■ WHAT IS BEING ASKED ■
Lines from the records below that contain the word "circle" are to be copied out.

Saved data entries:
----
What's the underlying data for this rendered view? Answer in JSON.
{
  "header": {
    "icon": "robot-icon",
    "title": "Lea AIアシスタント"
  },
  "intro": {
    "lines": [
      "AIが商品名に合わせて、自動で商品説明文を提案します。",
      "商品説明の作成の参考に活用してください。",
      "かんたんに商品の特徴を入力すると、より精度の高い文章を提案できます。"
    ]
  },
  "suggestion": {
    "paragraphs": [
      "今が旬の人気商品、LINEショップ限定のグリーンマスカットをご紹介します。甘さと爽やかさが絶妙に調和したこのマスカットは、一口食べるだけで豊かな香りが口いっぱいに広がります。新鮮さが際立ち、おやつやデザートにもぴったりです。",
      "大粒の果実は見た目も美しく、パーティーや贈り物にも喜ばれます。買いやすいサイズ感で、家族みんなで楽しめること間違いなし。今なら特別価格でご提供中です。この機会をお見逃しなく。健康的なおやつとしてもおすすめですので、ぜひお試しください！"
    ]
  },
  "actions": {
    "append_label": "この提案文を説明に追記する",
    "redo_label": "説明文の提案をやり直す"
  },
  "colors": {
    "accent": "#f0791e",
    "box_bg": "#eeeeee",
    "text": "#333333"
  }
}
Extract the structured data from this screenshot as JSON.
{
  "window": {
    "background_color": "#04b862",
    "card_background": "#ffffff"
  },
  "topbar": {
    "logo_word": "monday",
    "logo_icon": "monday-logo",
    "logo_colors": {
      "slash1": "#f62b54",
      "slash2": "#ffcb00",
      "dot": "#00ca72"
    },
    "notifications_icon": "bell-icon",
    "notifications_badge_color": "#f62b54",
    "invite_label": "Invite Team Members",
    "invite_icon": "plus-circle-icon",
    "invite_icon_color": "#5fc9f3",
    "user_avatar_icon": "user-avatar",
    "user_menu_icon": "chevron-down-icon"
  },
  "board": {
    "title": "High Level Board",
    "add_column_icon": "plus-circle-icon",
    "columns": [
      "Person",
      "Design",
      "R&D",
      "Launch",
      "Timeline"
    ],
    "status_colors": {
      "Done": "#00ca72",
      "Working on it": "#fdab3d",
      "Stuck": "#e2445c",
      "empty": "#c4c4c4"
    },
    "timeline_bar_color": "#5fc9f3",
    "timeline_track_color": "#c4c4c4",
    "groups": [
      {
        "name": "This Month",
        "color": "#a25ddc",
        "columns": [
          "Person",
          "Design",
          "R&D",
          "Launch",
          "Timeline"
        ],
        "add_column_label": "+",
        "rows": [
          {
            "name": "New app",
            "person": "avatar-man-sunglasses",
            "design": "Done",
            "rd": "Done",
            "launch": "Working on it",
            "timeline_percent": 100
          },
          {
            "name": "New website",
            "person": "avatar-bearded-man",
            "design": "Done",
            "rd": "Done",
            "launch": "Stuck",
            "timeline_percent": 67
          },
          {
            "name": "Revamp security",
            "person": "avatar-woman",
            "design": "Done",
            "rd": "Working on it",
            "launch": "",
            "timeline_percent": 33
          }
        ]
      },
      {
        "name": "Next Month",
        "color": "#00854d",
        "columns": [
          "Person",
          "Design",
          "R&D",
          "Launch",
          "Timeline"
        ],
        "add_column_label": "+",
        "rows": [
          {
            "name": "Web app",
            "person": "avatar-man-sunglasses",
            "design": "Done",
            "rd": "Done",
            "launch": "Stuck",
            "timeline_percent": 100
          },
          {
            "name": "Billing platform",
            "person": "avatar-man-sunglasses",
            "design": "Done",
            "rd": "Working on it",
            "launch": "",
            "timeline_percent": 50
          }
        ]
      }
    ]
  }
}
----
■ ANSWER TO THIS EXERCISE ■
    "invite_icon": "plus-circle-icon",
    "add_column_icon": "plus-circle-icon",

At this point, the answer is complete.